Read the data, and whenever a line holds the word "JSON", report that line.

******************************

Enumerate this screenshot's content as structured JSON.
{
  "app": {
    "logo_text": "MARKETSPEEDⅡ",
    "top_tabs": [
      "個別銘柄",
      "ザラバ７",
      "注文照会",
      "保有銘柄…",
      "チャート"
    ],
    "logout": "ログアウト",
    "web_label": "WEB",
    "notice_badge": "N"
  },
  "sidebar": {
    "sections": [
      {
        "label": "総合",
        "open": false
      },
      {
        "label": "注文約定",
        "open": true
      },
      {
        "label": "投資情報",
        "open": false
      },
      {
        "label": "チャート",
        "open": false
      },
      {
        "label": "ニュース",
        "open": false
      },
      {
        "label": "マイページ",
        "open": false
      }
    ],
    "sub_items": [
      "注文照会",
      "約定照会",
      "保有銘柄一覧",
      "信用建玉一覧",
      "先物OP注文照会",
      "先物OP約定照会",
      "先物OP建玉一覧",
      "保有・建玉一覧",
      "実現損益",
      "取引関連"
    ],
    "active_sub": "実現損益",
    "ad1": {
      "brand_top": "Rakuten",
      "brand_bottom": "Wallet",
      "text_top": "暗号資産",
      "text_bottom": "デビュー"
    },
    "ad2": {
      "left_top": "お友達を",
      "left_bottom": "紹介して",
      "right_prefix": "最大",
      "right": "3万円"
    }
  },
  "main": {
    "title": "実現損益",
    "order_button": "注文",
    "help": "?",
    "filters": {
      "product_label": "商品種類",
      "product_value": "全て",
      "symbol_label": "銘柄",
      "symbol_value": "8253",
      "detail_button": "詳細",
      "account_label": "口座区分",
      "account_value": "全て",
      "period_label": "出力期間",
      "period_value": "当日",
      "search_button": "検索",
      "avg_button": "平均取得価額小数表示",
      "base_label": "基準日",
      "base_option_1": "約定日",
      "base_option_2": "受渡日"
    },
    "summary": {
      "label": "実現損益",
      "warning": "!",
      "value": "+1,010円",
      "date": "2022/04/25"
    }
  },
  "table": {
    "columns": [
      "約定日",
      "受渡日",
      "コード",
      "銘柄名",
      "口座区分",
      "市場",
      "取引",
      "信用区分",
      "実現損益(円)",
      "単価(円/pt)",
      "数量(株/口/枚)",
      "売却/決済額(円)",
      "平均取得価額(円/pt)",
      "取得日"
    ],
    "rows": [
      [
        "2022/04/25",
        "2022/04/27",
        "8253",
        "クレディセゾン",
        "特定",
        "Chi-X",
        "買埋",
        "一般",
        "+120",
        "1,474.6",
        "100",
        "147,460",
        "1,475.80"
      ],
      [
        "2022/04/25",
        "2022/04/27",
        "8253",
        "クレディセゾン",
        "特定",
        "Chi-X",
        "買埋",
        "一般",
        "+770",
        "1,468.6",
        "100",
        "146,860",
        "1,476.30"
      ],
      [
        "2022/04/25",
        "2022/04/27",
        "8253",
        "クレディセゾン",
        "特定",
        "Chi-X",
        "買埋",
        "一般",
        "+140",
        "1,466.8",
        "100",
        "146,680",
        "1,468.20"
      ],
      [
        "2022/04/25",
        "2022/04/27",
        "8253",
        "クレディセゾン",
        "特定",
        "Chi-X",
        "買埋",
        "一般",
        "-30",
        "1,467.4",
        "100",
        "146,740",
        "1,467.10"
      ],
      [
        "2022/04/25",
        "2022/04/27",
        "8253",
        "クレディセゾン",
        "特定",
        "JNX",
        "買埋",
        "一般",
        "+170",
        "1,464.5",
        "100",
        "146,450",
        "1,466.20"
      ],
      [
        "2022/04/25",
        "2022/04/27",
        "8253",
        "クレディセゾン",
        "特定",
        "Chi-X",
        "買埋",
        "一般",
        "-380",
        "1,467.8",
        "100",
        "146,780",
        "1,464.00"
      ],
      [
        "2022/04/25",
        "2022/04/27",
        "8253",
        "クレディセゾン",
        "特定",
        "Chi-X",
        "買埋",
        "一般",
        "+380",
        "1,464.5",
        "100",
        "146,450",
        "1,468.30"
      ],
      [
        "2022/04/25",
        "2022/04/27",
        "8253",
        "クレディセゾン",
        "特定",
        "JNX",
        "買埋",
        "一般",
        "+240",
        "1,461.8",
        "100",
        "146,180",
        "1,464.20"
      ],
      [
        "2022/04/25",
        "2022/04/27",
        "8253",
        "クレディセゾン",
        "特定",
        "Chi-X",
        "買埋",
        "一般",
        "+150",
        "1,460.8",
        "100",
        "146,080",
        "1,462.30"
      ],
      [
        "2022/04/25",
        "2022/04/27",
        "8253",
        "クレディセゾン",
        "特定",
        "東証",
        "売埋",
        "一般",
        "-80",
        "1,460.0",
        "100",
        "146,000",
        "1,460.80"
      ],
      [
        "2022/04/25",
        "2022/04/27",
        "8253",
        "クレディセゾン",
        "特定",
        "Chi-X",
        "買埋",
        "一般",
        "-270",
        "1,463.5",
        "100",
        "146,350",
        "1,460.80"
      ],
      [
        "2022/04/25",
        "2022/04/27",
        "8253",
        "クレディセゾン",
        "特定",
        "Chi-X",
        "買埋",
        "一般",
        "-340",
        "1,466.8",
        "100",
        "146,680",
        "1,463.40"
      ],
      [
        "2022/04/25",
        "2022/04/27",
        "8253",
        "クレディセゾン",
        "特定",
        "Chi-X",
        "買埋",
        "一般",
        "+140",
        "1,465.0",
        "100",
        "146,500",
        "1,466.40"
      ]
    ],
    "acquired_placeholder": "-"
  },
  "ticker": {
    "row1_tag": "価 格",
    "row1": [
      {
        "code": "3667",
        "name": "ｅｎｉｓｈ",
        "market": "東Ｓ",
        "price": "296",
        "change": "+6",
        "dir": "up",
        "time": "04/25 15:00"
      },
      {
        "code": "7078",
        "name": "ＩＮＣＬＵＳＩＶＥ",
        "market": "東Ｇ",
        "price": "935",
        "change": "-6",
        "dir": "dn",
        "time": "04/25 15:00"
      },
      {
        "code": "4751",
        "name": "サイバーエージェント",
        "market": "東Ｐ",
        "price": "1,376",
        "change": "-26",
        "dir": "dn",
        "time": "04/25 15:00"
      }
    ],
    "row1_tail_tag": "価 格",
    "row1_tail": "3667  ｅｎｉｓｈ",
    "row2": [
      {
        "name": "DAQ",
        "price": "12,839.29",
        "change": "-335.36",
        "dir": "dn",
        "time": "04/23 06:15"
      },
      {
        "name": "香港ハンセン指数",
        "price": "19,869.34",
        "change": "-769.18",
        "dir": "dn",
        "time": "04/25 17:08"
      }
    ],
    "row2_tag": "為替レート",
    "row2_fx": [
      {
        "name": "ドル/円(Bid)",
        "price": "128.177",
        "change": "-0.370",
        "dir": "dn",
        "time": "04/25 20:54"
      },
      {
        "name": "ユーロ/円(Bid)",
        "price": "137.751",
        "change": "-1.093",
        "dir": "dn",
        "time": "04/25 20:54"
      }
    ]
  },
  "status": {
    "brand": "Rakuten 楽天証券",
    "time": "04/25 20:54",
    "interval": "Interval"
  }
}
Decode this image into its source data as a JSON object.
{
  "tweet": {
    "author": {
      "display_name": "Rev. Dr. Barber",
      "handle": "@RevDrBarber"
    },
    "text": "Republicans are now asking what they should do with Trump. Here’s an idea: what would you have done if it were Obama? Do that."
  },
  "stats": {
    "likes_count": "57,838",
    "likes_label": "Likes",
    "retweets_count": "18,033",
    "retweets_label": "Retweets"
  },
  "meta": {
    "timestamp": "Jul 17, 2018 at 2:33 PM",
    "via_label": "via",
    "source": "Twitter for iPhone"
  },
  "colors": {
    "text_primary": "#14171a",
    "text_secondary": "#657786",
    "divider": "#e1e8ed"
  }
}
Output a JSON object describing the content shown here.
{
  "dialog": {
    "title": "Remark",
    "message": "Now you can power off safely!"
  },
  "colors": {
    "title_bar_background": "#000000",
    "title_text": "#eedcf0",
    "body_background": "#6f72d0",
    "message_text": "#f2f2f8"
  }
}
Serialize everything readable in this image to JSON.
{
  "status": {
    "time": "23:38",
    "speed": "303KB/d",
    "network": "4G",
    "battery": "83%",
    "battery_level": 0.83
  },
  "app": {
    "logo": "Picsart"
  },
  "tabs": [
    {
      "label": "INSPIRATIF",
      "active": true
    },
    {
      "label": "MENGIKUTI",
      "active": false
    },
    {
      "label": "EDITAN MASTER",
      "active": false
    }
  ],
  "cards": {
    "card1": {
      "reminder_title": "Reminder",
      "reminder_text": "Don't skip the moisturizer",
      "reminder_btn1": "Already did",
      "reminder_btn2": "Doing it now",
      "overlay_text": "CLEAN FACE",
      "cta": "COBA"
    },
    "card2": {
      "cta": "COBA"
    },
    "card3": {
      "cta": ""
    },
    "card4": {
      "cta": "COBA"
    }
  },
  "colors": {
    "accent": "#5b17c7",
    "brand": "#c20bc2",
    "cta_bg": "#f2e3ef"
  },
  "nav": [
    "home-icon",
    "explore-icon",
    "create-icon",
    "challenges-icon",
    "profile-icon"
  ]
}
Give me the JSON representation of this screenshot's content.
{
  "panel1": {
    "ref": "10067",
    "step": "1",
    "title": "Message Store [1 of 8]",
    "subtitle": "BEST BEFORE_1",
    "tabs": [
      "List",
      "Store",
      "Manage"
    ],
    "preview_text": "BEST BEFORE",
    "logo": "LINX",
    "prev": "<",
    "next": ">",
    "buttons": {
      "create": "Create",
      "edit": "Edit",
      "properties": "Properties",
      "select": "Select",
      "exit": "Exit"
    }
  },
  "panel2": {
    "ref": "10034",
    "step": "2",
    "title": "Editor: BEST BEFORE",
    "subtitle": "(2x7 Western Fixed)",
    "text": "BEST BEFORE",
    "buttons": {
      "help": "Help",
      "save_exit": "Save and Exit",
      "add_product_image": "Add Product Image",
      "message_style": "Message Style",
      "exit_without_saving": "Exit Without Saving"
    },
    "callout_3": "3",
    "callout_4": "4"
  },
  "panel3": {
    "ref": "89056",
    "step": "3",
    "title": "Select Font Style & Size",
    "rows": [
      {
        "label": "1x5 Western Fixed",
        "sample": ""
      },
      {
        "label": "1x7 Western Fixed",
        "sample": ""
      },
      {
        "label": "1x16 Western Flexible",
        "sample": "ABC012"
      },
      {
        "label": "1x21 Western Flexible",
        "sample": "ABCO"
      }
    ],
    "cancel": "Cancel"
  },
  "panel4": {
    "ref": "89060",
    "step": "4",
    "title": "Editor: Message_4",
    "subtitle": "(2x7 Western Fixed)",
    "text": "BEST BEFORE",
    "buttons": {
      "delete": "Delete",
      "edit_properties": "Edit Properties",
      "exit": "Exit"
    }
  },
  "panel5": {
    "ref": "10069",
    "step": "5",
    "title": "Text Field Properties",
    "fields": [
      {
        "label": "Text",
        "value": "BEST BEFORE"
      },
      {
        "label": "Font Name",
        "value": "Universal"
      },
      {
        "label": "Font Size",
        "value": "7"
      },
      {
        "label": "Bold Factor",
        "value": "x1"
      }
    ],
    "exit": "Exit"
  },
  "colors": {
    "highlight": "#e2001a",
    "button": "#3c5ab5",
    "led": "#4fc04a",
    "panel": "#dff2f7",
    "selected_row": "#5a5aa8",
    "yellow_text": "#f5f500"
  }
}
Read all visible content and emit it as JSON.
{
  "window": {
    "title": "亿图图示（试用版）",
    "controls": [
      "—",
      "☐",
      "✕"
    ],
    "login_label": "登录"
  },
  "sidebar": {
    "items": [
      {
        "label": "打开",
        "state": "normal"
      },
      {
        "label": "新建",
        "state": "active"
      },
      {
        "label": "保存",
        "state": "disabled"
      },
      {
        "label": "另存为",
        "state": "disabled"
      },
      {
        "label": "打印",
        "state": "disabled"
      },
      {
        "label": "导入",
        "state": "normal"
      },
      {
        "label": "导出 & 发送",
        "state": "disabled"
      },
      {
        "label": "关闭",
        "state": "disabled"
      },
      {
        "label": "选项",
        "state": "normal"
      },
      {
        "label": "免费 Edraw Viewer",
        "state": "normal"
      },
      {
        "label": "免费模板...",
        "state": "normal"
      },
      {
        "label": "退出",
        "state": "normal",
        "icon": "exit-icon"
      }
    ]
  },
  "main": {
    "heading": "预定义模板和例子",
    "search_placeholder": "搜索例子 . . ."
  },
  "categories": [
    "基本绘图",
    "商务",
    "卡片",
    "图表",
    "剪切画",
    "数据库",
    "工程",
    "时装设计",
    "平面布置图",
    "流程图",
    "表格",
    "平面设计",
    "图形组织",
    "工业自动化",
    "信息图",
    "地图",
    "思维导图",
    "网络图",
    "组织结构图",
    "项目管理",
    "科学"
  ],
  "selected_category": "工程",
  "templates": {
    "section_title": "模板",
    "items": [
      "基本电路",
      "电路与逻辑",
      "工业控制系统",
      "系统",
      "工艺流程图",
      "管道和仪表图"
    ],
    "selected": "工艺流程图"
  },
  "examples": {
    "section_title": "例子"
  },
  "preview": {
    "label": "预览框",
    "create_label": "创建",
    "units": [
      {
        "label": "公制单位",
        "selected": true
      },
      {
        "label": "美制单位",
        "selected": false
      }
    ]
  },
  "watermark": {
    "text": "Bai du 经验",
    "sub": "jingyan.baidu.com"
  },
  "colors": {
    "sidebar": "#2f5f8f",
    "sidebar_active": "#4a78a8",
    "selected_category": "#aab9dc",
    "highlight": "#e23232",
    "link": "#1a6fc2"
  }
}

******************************

[Reply to the task]
Enumerate this screenshot's content as structured JSON.
Decode this image into its source data as a JSON object.
Output a JSON object describing the content shown here.
Serialize everything readable in this image to JSON.
Give me the JSON representation of this screenshot's content.
Read all visible content and emit it as JSON.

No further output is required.